The River in Which We Are Swimming: making sense of the global renaissance in education
The last 25 years has seen remarkable innovations and novel approaches in education. Diverse initiatives have spread around the world, stemming from a deep longing for change, for the possibility to give children rich soils to grow in that will support them to become who they are, and to help our societies address the deep changes needed in the coming decades. What prevents these innovations from spreading more widely?
Our experience points to two major limitations: lack of clarity and consensus around our overarching focus and lack of sophistication in leading and managing the change process.

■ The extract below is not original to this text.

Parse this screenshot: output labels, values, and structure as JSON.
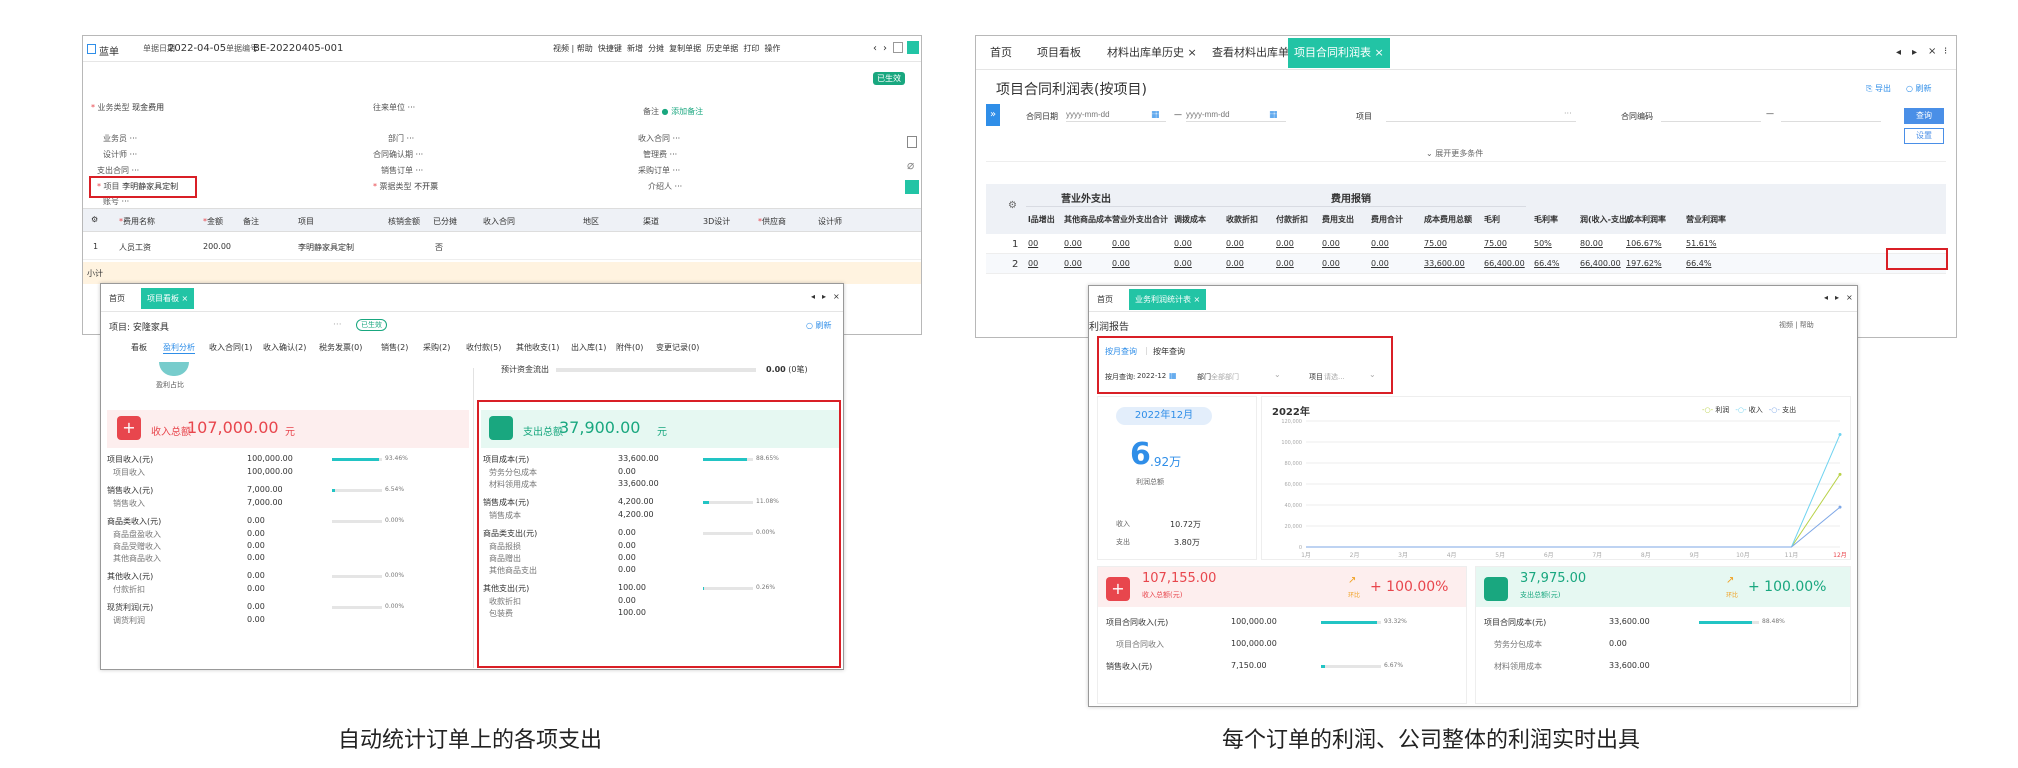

Across diverse success stories, we see three main recurring themes: understanding and caring for self (mind-body system), understanding and caring for other (social system), and understanding and caring for the larger systems (community, economy and ecology).
Leading systemic change that can become ongoing and self-reinforcing requires a deep commitment to “be the change” needed – namely, integrating the internal and the external, creating spaces for change rather than trying to dictate and control, and never losing sight of how “I” and “we,” the change leaders, may need to change ourselves.